Meditation is mind training, and we can imagine it to be like starting a fitness training program. We won’t be running marathons or lifting 100-plus pounds on a barbell at the outset, this is something we have to work up to; but the small rewards of noticing our thoughts beginning to slow down and becoming less attached to them becomes motivating to us to expand our practice. A sense of increased focus and inner calm begins to develop with time, like noticing our muscles beginning to get more definition. This is not an immediate reward, and some meditation sessions will feel harder than others. If we stay focused on the process of meditation rather than the immediate rewards of any particular meditation session, we will likely be more successful in making it a daily habit.
If you find that you run out of time at the end of the day to meditate, or that you fall asleep at the end of the day during meditation, you may want to try to make it the first thing you do in the morning. This can be a lovely way to set the tone for your day: the first thing you are doing is taking an active step in caring for yourself and not immediately getting swept up by the whirlwind of your thoughts and emotions. Also, you won’t be having the nagging background thought of “I should meditate later” all day long. If you can’t do it in the morning, consider another consistently quiet time throughout your day.
Some people find it helpful to have external structure, such as attending a meditation group or class, and/or following along with a guided meditation. There are a number of such classes and apps/websites available without much effort needed to find them. If one doesn’t seem to work for you simply keep looking until you find the right fit.
Regarding the “I just can’t stop my thoughts!” thought, it is important to remember that removing thoughts is an unrealistic goal. Even seasoned meditators have thoughts arise during meditation. The goal is more to develop a different relationship to these thoughts and to observe the arising and falling rather than attaching to their content. With time these thoughts do begin to slow down and you can develop more ability to direct your attention to the space between these thoughts.
Having some instruction in “how to meditate” is important to your successful ability to maintain a meditation practice. The most common practice in the West has become the technique known as “mindfulness meditation,” wherein one follows ones’ breath (such as noticing the breath at the nostrils or the arising and falling of the stomach), and as thoughts arise you simply observe them without attaching to them and gently (and without negative judgments of what a bad meditator you are) return your focus to your breath. This is a process that happens time and time again in the early stages of meditation practice.

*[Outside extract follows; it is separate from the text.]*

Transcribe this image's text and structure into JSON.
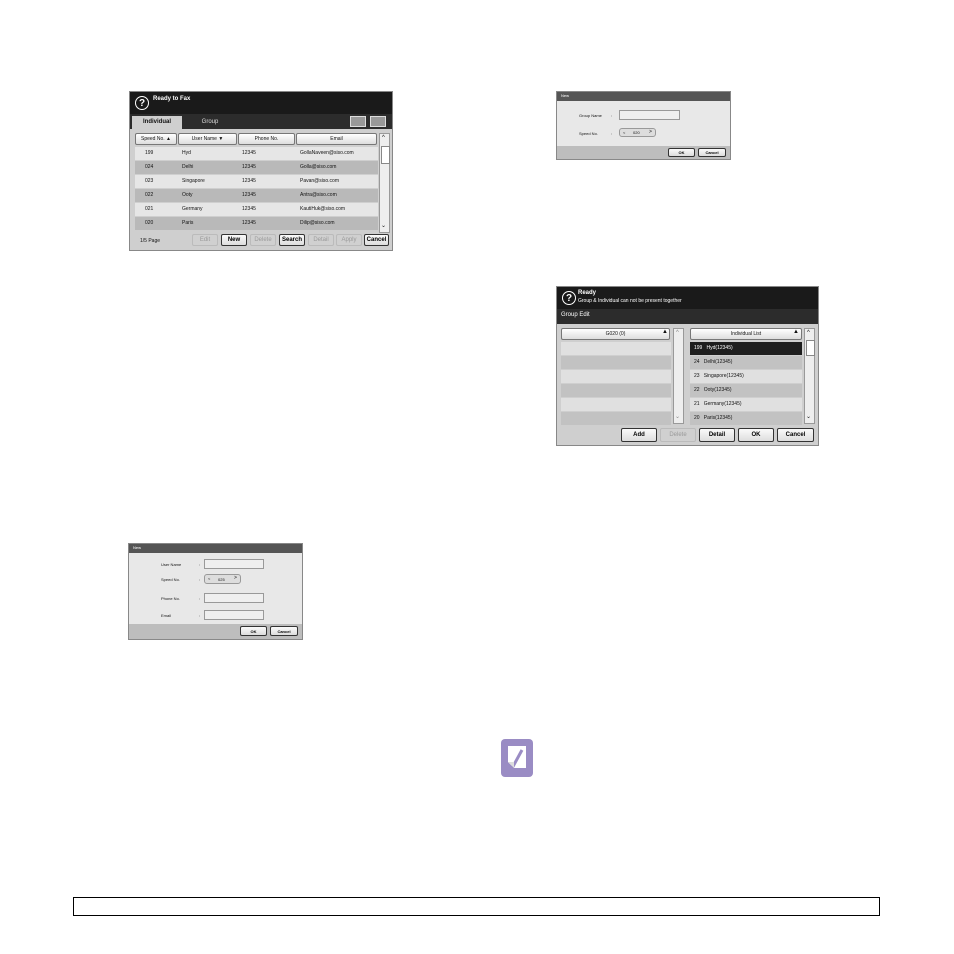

When you tell yourself that you can’t meditate, recognize that this is simply another thought that you have given power to dictate your behavior. No matter what thoughts you bring to the meditation session, just be with them without acting upon them. This is the essence of starting and maintaining a successful meditation practice.
Andrew has been a licensed clinical psychologist since 1997. He brings a solid grounding of traditional psychotherapeutic practices, including cognitive-behavioral, psychodynamic, and family systems therapies. He combines these with an exploration of Buddhist philosophy and meditative practices to assist people in achieving a stronger sense of peace and well-being along their life path.